Neurobiological and pharmacological arguments for customization of cognitive behavioral psychotherapy in the treatment of major depressive disorder

Vol. 62 No. 3, 2021


Silvia Ristea, Ramona Adriana Schenker, Puiu Olivian Stovicek, Mihail Cristian Pirlog, Dragos Marinescu

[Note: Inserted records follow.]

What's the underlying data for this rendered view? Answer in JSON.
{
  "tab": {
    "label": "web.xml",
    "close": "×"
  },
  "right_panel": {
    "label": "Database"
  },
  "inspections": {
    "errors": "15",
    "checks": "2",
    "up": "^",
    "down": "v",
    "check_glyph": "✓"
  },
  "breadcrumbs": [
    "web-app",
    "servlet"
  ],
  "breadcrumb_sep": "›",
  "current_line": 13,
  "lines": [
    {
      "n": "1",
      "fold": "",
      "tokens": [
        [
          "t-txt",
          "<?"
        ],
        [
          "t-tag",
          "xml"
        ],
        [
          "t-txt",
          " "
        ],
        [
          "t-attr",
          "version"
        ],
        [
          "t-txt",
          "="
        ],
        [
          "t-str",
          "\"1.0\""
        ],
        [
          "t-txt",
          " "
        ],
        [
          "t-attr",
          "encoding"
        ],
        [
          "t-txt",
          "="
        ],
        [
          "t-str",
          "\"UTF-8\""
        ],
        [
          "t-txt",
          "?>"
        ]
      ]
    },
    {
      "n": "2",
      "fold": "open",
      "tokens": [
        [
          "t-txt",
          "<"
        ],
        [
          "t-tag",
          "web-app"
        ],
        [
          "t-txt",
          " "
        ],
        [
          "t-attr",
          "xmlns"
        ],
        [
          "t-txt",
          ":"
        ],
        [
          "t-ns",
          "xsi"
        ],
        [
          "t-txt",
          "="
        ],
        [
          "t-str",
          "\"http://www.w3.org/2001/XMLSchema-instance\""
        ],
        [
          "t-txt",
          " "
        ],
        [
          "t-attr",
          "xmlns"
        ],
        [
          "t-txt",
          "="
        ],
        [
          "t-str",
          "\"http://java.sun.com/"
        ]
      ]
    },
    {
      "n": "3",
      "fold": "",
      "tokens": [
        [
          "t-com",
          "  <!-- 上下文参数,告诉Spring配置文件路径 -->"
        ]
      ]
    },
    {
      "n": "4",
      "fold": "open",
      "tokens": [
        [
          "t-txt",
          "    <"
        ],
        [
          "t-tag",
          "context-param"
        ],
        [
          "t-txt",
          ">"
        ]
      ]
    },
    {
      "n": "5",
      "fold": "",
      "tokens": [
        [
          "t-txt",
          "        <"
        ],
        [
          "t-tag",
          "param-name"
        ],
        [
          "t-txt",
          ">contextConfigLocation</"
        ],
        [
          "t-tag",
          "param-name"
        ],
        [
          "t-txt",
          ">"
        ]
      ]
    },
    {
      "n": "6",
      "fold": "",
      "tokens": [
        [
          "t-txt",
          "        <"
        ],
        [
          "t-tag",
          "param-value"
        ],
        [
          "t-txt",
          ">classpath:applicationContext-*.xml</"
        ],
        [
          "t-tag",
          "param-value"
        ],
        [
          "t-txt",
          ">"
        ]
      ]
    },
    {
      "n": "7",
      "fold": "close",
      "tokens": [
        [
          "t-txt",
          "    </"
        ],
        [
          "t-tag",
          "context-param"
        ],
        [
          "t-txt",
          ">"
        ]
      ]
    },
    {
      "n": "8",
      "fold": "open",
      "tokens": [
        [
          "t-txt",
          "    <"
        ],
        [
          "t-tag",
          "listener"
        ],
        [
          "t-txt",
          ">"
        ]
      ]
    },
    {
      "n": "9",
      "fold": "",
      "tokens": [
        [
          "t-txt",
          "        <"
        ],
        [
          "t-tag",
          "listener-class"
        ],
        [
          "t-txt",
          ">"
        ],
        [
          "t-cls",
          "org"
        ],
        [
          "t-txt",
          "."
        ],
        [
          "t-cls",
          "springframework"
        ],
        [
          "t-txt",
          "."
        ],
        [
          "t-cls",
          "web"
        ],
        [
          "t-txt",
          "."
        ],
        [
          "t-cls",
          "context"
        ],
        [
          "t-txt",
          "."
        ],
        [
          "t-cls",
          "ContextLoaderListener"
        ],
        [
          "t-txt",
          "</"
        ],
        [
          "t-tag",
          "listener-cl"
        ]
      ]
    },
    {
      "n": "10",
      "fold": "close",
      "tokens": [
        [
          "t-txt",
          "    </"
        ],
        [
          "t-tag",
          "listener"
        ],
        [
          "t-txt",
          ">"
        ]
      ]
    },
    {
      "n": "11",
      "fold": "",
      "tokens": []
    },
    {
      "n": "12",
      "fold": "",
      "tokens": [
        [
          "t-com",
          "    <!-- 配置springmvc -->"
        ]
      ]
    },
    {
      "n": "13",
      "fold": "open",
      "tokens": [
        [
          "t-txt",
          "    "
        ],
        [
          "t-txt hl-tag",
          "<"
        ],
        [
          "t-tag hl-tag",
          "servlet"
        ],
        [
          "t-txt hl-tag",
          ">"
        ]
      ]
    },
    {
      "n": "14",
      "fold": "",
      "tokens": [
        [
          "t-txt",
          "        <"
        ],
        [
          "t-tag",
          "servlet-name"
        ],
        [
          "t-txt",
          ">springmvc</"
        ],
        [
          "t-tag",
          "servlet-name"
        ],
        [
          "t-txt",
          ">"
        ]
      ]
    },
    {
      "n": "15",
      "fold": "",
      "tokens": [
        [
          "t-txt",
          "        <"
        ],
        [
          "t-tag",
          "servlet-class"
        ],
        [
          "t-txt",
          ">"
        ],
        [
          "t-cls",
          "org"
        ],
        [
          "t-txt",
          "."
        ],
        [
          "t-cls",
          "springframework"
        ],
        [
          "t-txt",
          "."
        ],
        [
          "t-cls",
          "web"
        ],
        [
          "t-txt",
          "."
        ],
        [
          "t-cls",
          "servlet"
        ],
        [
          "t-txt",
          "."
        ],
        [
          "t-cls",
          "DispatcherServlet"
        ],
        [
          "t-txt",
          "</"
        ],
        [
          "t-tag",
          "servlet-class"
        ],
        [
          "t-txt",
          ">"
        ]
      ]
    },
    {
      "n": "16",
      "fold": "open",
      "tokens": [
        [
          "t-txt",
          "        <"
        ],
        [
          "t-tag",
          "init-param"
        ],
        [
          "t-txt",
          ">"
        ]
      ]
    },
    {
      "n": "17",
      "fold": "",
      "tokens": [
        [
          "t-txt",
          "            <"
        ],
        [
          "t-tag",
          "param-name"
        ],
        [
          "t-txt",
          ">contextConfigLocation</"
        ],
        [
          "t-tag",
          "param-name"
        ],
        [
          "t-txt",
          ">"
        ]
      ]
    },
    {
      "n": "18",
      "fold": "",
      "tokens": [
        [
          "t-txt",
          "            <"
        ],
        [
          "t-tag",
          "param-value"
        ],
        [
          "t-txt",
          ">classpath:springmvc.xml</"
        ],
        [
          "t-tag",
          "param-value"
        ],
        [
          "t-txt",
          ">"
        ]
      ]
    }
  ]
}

Introduction: Depression represents a public health issue because it significantly increases the risk of disabilities and premature mortality, decreases the quality of life, and increases the costs of care. The incomplete remissions favor the aggravation of neurobiological dysfunctions and pathogenesis of severe somatic comorbidities. The etiopathogenic mechanisms of depression are complex and involve multisystemic risk factors (genetic, neuroanatomic, neurobiochemical, neuroendocrine and psychosocial). Cognitive behavioral therapy (CBT) is used in all the stages of depression, as independent therapeutic method or as support of pharmacotherapy. Patients, Materials and Methods: This study has evaluated the therapeutic response of depression in M (medication) group with 136 patients under pharmacotherapy, compared with P (psychotherapy and medication) group with 137 patients treated simultaneously with medication and CBT, and the factors that can improve therapeutic management. Results: Patients with depression had predominantly a reactive onset, recurrent evolution of at least four episodes, and frequent somatic comorbidities. After treatment, a significant improvement of depressive symptomatology was recorded especially in M group (72.06%), compared to P group (88.32%), p<0.01, as well as a significant difference in regaining functional skills (69.12% - M group, 93.43% - P group; p<0.001). The therapeutic response was significantly correlated with age (p<0.01), social-economical involvement and education level. Conclusions: CBT demonstrated efficiency in the treatment of major depressive disorder in association with pharmacotherapy. The therapeutic approach should rely on the pathogenic biological models that would highlight the prediction indicators for the therapeutic response and for the evolution of depression, as well as considering the psychological profile of each patient.

Corresponding author: Ramona Adriana Schenker, MD, PhD Student; e-mail:; Puiu Olivian Stovicek, Lecturer, MD, PhD; e-mail:

DOI: 10.47162/RJME.62.3.19 Download PDF
Download cover
Download contents

Journal archive